Reconnections! Health Books International (formerly known as TALC)
It was wonderful to meet Madeleine Bates and her team this week and to find out about the newly branded organisation Health Books International (HBI). HBI was originally called Teaching-aids at Low Cost (TALC) and very well known among health professionals overseas. As an organisation originally founded by David Morley (who also founded Child-to-Child), we have common roots but found much more in common, in particular how to best serve the poorest people in the world access the best, up-to-date and accurate health information. HBI is enthusiastic to list our free resources on their website and help us find new networks to get more people knowing about them.
Here are some extracts from their website. Go over and visit them to view their amazing collection!
Health Books International (HBI) is a UK-registered charity run on a not-for-profit basis. It is solving the problem that Health workers in low income countries do not always have access to up-to-date health and medical information to help them diagnose and treat their patients. HBI offer a practical, highly-effective response to a lack of access to information by sourcing, producing and distributing practical and accessible health information designed for use where resources are limited. HBI listed materials are clearly written, well-illustrated and relevant to the conditions in which many health workers operate – with limited access to electricity and reliable internet connections, sophisticated equipment or drugs for treatment.
Originally called Teaching-aids at Low Cost (TALC), HBI was founded in 1965 by Professor David Morley CBE MD FCRP, in response to requests from overseas students for teaching books and equipment to use in their own countries. David Morley began his medical career as an undergraduate in Cambridge and then at St Thomas’ Hospital, London.

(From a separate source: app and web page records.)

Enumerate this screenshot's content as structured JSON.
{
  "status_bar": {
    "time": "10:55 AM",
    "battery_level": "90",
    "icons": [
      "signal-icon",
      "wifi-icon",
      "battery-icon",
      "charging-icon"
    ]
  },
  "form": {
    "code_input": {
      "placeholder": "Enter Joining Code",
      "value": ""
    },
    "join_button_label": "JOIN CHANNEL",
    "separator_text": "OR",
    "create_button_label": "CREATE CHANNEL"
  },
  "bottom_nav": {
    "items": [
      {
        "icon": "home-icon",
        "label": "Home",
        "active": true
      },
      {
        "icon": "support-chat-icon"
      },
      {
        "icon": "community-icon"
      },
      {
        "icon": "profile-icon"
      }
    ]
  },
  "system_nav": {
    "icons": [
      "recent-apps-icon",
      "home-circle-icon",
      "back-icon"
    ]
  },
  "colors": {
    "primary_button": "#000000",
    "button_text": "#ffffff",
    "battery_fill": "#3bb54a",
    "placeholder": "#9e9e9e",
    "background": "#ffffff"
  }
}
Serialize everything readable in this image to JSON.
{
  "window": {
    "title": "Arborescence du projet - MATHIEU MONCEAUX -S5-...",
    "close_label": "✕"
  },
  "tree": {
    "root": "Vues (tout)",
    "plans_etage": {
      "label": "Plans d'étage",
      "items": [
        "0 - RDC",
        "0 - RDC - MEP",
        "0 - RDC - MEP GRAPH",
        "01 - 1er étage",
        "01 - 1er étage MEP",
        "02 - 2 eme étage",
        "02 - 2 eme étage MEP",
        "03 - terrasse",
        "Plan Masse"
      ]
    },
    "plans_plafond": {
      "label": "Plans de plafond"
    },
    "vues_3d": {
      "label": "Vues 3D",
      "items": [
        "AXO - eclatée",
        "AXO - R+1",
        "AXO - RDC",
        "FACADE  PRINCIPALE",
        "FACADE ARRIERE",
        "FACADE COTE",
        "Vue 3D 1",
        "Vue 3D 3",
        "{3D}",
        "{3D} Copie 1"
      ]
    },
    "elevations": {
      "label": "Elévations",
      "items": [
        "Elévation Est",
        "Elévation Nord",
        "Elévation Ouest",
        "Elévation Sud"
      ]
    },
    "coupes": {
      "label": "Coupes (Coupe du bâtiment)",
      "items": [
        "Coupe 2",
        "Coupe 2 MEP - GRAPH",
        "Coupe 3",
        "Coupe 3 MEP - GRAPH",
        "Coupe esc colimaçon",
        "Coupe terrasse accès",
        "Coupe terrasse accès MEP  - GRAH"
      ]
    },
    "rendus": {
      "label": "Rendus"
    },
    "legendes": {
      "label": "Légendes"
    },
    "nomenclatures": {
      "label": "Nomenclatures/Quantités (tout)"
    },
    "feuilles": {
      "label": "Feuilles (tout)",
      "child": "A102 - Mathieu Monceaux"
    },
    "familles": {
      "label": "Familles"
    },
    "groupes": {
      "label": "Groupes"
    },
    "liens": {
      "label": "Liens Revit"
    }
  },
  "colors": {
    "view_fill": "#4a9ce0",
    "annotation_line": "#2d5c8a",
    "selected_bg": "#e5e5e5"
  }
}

He worked first at the London School of Hygiene and Tropical Medicine and then the Institute of Child Health setting up the tropical child health unit and ran courses for senior paediatricians and nurses from developing countries. This unit formed the basis for the present Centre for International Health and Development. Prof Morley joined with colleagues at the Institute of Education to form Child-to-Child, a global network for activities for children to improve their own health.
Initially, TALC focussed on sending out transparencies. Demand grew and the charity expanded into distributing books and teaching-aids and accessories. Since then, TALC has continued to grow and has distributed millions of books, slides and accessories relating to health and community issues to thousands of health workers throughout the developing world.
Prof Morley’s legacy is improved health for many worldwide.